(Source records)
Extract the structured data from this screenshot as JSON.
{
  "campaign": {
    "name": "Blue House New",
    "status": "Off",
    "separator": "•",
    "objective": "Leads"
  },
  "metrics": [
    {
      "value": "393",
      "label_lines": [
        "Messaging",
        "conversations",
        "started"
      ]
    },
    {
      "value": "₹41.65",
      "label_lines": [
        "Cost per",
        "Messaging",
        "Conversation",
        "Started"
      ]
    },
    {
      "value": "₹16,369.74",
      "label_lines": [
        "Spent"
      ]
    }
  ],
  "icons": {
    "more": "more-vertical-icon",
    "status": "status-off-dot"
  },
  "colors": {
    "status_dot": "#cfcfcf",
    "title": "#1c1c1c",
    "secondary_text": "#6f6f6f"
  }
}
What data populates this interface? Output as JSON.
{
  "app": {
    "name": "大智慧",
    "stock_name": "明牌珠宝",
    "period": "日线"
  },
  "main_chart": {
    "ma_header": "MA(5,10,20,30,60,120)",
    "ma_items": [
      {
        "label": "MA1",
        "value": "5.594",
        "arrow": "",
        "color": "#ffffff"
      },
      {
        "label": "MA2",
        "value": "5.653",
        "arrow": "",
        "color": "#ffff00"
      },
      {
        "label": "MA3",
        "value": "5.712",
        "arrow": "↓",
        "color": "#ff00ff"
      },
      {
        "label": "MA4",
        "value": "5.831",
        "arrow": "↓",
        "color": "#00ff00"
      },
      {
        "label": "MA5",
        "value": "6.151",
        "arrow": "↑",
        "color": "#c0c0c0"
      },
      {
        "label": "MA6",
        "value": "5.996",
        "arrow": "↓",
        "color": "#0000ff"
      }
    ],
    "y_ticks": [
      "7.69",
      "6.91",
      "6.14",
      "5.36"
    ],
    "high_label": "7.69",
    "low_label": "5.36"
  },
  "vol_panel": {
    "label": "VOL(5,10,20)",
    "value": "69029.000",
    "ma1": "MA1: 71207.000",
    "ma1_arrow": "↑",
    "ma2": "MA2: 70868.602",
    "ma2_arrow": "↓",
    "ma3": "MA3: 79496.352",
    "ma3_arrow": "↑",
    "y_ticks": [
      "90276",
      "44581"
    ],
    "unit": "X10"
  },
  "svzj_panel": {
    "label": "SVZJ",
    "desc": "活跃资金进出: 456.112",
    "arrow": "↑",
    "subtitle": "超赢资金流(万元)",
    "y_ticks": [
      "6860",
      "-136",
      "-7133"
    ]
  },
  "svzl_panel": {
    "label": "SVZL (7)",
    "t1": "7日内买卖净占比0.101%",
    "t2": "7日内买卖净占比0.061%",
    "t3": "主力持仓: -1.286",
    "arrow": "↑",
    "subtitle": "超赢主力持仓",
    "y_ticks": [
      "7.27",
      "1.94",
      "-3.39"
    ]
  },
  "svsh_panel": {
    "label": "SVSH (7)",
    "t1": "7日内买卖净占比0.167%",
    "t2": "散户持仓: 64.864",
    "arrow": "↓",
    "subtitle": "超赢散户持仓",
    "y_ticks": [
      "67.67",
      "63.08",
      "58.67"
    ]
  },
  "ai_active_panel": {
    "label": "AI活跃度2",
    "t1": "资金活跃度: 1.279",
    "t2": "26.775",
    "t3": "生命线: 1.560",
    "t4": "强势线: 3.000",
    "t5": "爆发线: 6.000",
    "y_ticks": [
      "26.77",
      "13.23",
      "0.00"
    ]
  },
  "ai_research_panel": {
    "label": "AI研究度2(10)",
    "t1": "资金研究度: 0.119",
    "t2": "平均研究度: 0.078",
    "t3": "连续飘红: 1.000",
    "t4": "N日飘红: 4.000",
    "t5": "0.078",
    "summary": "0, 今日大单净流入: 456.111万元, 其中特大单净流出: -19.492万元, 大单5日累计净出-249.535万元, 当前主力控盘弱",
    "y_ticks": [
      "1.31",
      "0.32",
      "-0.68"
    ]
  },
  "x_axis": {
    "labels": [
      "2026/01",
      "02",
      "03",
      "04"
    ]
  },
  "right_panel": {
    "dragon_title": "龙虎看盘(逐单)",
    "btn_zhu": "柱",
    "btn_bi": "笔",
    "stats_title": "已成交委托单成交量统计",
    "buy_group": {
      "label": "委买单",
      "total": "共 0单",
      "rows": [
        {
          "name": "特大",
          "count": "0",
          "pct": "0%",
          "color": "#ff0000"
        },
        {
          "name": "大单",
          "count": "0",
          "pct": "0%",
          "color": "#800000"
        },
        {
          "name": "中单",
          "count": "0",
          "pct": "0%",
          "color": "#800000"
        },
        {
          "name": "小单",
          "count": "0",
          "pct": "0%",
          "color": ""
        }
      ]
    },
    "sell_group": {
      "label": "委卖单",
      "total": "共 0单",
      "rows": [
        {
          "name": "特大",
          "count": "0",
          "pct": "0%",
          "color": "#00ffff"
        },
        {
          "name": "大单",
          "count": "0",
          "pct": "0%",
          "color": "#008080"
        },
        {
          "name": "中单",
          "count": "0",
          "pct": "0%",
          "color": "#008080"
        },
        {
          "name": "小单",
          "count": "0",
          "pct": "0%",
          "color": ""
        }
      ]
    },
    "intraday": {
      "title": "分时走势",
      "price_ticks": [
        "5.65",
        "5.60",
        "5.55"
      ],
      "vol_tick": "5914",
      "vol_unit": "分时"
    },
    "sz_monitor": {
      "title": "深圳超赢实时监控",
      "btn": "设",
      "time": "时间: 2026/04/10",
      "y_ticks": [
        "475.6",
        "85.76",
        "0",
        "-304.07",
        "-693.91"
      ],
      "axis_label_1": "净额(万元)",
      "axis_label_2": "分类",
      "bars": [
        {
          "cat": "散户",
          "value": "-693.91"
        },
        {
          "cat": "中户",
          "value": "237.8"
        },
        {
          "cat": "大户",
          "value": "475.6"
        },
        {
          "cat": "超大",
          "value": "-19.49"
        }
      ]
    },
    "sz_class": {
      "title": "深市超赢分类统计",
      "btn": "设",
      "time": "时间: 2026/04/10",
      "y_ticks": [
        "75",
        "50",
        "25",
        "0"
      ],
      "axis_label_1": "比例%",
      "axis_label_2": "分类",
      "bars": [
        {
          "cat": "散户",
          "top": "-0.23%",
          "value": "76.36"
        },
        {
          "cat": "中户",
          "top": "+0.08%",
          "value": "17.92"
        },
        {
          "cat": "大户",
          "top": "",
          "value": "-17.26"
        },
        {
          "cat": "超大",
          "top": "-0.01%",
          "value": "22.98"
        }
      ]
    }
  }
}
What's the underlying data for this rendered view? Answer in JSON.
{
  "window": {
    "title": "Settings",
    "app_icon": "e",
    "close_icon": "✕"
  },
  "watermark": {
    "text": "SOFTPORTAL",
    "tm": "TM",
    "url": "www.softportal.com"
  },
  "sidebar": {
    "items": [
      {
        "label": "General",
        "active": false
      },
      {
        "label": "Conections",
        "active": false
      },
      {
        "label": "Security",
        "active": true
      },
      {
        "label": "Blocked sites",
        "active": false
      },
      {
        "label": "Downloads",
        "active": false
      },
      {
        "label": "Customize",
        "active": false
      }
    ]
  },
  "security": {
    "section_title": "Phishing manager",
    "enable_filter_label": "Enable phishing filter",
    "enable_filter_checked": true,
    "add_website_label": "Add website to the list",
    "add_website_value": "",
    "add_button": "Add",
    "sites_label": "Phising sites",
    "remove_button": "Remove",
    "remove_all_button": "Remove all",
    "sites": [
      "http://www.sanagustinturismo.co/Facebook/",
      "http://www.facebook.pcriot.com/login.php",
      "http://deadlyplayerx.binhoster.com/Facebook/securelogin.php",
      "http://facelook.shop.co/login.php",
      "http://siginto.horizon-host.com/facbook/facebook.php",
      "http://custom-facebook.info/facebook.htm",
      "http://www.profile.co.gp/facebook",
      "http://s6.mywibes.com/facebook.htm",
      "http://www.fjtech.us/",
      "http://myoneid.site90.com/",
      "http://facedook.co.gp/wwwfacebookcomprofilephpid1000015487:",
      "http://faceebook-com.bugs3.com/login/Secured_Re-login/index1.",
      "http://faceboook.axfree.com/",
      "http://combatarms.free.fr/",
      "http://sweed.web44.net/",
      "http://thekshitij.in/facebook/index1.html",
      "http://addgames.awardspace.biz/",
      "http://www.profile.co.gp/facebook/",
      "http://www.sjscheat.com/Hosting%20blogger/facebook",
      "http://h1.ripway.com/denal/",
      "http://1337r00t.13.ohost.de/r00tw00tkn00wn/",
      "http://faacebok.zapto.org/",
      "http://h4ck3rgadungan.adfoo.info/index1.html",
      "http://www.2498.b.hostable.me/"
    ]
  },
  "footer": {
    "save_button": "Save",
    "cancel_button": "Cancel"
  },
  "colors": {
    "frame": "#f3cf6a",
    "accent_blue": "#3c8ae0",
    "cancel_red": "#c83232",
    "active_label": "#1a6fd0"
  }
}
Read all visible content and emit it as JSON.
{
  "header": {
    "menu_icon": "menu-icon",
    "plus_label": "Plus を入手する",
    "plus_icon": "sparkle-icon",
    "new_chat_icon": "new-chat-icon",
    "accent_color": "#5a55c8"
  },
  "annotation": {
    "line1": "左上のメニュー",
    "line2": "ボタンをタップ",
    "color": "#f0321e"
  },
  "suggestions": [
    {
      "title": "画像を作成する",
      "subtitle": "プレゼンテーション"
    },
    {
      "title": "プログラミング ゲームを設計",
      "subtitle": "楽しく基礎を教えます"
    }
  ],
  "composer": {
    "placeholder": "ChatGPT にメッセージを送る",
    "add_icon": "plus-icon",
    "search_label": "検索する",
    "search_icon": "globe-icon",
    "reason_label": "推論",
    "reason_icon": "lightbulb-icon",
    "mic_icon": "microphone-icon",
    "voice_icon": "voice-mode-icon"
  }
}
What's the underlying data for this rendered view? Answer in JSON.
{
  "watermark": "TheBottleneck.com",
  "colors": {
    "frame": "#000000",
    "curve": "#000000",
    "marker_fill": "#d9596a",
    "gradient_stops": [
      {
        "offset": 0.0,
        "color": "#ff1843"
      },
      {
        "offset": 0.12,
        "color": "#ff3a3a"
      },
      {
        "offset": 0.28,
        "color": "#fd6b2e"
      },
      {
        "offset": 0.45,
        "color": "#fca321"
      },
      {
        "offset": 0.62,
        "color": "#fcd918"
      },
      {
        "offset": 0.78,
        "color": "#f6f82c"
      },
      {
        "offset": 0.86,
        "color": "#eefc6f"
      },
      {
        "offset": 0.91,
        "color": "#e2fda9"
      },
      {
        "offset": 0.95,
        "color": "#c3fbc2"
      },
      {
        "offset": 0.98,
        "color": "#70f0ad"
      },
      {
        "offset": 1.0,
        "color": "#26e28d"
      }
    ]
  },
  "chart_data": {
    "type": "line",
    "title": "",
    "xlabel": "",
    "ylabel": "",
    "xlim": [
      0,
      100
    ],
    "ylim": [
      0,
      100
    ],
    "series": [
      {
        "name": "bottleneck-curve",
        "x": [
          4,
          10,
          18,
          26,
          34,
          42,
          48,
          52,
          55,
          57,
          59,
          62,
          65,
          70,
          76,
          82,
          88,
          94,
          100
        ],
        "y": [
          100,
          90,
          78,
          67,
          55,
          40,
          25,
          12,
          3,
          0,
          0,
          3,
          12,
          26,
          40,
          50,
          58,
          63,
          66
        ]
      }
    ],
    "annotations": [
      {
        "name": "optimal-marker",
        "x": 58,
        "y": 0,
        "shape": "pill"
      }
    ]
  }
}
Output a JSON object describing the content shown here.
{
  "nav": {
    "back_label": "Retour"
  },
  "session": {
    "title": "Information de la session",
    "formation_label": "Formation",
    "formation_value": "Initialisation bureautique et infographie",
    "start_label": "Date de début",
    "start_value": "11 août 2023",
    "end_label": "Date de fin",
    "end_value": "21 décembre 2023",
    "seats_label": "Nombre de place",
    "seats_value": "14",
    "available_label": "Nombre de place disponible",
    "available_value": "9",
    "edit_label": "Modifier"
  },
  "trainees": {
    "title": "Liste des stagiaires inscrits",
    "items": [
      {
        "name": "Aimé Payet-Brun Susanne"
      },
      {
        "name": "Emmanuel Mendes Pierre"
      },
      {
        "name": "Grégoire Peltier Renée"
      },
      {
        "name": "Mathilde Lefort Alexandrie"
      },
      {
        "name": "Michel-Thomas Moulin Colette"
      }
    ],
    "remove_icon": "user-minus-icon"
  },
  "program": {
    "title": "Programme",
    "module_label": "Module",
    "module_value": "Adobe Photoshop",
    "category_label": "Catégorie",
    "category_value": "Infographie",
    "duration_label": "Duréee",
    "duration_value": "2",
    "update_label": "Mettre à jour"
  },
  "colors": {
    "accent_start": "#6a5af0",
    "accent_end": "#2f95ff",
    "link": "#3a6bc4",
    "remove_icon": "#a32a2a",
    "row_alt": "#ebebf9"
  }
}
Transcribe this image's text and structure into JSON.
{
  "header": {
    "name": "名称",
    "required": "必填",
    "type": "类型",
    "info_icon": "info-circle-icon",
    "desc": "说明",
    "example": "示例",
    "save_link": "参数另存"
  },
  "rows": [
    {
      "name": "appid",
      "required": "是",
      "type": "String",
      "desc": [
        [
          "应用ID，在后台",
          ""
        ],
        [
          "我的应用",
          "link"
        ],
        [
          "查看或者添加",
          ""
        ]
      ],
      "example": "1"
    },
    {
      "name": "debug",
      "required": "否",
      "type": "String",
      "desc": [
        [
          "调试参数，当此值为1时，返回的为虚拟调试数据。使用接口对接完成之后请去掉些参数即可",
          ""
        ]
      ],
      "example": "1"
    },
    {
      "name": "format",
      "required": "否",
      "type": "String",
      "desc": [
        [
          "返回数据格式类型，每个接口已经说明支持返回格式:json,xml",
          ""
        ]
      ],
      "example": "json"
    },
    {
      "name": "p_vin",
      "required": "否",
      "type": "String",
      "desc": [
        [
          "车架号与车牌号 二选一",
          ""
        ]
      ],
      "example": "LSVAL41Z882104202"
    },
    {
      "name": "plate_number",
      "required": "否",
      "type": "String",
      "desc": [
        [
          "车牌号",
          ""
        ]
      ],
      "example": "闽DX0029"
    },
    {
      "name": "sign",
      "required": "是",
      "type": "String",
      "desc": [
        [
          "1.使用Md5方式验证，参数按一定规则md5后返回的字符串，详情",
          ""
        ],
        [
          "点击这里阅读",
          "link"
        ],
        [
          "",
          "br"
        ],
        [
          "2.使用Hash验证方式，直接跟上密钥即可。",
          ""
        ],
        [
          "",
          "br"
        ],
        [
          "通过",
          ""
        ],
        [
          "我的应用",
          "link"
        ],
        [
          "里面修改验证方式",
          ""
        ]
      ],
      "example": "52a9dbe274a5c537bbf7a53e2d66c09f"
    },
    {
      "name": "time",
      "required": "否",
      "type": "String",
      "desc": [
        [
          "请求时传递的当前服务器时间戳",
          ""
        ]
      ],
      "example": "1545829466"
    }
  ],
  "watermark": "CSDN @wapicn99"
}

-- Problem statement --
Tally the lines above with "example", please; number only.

-- Answer section --
8